=== Section Start ===

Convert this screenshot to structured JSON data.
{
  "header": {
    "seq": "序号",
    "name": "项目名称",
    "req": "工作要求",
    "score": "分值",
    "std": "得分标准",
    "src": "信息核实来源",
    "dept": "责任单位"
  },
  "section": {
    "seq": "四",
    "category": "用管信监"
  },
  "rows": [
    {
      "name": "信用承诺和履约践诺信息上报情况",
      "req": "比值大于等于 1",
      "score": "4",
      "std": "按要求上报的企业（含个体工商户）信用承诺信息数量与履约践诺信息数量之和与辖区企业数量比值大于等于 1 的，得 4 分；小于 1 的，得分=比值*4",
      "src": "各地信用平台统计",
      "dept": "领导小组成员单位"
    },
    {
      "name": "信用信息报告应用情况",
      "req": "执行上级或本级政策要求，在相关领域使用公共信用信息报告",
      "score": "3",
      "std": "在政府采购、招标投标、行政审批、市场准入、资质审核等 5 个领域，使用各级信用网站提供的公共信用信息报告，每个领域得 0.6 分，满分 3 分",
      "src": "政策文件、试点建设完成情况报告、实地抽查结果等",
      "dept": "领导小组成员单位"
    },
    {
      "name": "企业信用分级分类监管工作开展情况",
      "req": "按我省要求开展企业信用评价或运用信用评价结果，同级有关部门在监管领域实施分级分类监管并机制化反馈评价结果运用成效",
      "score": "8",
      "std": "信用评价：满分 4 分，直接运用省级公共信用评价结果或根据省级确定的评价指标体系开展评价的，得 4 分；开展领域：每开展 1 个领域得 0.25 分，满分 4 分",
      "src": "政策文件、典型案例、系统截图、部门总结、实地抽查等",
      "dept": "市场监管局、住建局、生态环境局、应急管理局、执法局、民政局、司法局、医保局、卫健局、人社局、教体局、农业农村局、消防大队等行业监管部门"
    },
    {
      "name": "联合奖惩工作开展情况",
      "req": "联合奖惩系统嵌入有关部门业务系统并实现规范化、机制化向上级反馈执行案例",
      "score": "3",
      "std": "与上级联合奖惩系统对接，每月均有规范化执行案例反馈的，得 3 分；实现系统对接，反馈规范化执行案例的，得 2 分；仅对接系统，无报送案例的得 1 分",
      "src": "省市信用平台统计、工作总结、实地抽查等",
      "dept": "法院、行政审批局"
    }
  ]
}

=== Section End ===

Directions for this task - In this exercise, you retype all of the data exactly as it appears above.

Written response -
Convert this screenshot to structured JSON data.
{
  "header": {
    "seq": "序号",
    "name": "项目名称",
    "req": "工作要求",
    "score": "分值",
    "std": "得分标准",
    "src": "信息核实来源",
    "dept": "责任单位"
  },
  "section": {
    "seq": "四",
    "category": "用管信监"
  },
  "rows": [
    {
      "name": "信用承诺和履约践诺信息上报情况",
      "req": "比值大于等于 1",
      "score": "4",
      "std": "按要求上报的企业（含个体工商户）信用承诺信息数量与履约践诺信息数量之和与辖区企业数量比值大于等于 1 的，得 4 分；小于 1 的，得分=比值*4",
      "src": "各地信用平台统计",
      "dept": "领导小组成员单位"
    },
    {
      "name": "信用信息报告应用情况",
      "req": "执行上级或本级政策要求，在相关领域使用公共信用信息报告",
      "score": "3",
      "std": "在政府采购、招标投标、行政审批、市场准入、资质审核等 5 个领域，使用各级信用网站提供的公共信用信息报告，每个领域得 0.6 分，满分 3 分",
      "src": "政策文件、试点建设完成情况报告、实地抽查结果等",
      "dept": "领导小组成员单位"
    },
    {
      "name": "企业信用分级分类监管工作开展情况",
      "req": "按我省要求开展企业信用评价或运用信用评价结果，同级有关部门在监管领域实施分级分类监管并机制化反馈评价结果运用成效",
      "score": "8",
      "std": "信用评价：满分 4 分，直接运用省级公共信用评价结果或根据省级确定的评价指标体系开展评价的，得 4 分；开展领域：每开展 1 个领域得 0.25 分，满分 4 分",
      "src": "政策文件、典型案例、系统截图、部门总结、实地抽查等",
      "dept": "市场监管局、住建局、生态环境局、应急管理局、执法局、民政局、司法局、医保局、卫健局、人社局、教体局、农业农村局、消防大队等行业监管部门"
    },
    {
      "name": "联合奖惩工作开展情况",
      "req": "联合奖惩系统嵌入有关部门业务系统并实现规范化、机制化向上级反馈执行案例",
      "score": "3",
      "std": "与上级联合奖惩系统对接，每月均有规范化执行案例反馈的，得 3 分；实现系统对接，反馈规范化执行案例的，得 2 分；仅对接系统，无报送案例的得 1 分",
      "src": "省市信用平台统计、工作总结、实地抽查等",
      "dept": "法院、行政审批局"
    }
  ]
}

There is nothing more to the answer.